Craftsmanship: KIN is well made and made to last. Period.

To find Melissa Butler's book of poetry 'Removing', I order my copies from my favourite Cape Town bookstore, The Book Lounge.

Thursday, 3 December 2015

Time Loops

As we planned for the exhibition Our Fathers, Kirsty Cockerill, director of the AVA at the time, and I sought to find artists dealing with the concept of fatherhood. With this in mind, I attended the Michaelis Graduate exhibition and visited the work of a young artist, David Brits.

David's exhibition centred on his father and was entitled Vaderland. It felt that, like me, David was battling with the concept of the father and the many faces the father wears. How does one reconcile the loving father with the warring father? Is it possible to forgive the ever-absent father?

The questions I asked about the two aspects were not answered in David's work, but they unravelled - visually. I immediately included some of his works in Our Fathers.​
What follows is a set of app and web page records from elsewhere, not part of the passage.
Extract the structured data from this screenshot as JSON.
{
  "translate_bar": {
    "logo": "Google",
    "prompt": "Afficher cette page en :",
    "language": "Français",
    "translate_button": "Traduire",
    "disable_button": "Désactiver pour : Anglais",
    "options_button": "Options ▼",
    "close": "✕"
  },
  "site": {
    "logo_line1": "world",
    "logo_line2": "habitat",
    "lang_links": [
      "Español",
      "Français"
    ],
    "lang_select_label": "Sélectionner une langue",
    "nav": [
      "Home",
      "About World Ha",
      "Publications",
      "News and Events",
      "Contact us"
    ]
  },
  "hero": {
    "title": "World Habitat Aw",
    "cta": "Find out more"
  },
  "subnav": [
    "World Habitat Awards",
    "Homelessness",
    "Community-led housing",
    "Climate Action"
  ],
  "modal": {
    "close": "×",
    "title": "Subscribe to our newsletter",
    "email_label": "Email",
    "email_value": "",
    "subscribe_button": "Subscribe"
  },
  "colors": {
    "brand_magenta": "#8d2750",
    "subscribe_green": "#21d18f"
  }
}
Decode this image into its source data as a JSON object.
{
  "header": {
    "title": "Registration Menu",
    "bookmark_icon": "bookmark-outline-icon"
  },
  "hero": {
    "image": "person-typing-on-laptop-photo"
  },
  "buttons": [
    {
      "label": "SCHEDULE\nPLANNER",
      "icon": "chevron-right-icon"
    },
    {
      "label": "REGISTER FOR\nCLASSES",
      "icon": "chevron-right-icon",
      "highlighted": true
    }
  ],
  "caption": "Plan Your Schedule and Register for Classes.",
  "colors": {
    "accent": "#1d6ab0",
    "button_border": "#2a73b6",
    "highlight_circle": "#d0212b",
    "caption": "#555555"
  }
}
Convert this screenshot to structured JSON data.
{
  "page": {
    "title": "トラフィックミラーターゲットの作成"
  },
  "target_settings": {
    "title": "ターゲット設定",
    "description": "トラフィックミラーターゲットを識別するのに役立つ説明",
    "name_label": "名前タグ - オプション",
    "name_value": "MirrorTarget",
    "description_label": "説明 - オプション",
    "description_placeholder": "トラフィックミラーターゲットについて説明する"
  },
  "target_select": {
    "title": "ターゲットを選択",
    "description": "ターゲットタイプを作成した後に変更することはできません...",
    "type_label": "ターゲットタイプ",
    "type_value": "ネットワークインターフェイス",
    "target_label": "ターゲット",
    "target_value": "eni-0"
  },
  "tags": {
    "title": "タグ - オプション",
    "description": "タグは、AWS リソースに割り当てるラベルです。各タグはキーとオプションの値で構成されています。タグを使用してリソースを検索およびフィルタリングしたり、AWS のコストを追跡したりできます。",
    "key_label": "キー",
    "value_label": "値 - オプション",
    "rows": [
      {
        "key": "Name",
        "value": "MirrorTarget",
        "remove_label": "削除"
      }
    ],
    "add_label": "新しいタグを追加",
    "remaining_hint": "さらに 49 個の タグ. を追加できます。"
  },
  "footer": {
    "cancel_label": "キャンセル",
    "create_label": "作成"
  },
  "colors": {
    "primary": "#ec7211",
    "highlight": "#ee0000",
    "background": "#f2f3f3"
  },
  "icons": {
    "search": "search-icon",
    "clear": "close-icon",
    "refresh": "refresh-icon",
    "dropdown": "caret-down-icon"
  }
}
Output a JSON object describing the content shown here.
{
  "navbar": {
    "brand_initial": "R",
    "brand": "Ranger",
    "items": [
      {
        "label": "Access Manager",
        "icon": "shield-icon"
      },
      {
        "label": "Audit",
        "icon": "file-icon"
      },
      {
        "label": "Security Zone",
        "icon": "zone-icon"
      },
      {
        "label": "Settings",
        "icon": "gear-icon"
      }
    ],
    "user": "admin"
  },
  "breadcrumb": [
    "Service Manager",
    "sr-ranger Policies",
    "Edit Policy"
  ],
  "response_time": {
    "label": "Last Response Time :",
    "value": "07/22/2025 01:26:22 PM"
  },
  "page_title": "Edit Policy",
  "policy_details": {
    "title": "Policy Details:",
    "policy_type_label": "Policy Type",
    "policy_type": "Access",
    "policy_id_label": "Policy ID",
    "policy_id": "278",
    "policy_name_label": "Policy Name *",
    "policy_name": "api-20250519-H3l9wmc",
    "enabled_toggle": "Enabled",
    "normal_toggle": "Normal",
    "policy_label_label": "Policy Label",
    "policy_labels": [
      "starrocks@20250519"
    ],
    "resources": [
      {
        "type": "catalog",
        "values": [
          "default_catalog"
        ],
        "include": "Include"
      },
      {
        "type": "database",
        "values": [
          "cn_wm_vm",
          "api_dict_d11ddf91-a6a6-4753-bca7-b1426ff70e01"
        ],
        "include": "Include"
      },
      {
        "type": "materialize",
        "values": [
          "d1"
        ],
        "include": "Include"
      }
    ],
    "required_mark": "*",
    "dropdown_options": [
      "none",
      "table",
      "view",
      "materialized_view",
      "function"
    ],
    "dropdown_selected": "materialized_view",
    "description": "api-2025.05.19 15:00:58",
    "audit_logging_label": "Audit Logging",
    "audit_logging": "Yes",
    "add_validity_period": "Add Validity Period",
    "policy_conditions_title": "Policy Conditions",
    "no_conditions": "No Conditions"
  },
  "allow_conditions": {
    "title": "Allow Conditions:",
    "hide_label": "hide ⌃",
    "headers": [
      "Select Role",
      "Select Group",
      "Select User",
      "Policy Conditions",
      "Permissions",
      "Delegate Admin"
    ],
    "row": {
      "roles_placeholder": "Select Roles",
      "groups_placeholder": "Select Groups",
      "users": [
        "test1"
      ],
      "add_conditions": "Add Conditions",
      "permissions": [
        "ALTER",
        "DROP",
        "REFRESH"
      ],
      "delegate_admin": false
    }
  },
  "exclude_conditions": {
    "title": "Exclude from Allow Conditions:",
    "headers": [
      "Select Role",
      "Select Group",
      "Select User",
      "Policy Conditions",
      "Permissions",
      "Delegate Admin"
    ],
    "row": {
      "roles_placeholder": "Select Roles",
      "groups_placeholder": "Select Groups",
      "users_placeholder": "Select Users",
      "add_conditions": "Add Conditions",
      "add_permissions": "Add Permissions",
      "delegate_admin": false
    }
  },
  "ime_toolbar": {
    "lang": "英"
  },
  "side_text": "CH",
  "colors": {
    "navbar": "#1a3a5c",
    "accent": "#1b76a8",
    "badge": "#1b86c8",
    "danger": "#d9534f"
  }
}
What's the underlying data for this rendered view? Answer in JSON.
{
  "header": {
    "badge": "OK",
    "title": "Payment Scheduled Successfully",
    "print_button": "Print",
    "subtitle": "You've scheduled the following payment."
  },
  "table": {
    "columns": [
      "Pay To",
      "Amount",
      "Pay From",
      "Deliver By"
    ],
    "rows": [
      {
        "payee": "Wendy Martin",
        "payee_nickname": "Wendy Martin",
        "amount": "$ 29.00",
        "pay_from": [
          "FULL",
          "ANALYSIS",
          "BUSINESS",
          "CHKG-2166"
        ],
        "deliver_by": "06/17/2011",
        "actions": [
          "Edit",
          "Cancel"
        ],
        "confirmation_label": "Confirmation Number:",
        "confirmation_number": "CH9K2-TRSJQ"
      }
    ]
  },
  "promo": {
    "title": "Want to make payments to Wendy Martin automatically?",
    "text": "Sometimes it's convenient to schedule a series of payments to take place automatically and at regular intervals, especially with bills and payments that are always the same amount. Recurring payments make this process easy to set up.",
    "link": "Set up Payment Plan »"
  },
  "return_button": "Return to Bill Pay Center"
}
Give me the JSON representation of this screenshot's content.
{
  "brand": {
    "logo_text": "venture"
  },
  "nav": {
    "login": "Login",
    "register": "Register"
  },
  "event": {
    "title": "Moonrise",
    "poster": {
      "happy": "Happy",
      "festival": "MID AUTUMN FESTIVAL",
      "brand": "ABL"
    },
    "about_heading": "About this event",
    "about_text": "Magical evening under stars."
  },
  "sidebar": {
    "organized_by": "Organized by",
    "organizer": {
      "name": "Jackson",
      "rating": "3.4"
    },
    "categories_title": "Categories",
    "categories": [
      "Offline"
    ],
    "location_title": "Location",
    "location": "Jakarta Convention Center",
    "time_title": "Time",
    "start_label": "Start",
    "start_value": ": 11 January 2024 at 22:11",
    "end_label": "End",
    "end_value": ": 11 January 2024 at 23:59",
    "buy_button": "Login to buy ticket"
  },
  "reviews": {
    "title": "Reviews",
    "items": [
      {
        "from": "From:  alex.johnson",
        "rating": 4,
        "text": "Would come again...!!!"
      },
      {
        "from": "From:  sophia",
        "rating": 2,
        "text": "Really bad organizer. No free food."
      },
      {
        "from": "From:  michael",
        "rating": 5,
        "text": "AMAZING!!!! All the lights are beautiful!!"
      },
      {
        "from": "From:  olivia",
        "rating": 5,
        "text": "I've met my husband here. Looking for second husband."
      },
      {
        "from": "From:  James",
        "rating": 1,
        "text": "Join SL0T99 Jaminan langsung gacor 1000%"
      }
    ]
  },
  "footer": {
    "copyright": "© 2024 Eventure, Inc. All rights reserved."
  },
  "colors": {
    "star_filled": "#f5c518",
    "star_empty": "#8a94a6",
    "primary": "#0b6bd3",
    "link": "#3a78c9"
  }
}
This looking at the father figure has continued through the years as investigation in both Victor Victor and 1969, and now as a memorial in Snake Man. I stood in the gallery and followed the curves and movements of the black line in David's linocuts.

And it seems that David and I have aligned again.

My grandfather was my greatest male ally in the world and although he passed two decades ago, the closeness and safety of the relationship is a touchstone. So it is with a great deal of reverence that I approached the work David describes as "a love letter from me to him, from a grandson to a grandfather, a final farewell from the here-now to the here-after; a meditation on paternal love".

It was not the portraits from newspaper clippings capturing John Wood's smile and his deft handling of the snakes that made my heart stop; it was these loops.

The echoing and winding of them, the mirror of the loops to each other, in the same way that we are mirrors of each other.

Grandfather to father to son.

Each, hopefully, a better loop than the one from whence we came.

For more images and David's statement, please visit David's website and the beautiful gallery, SMITH studio.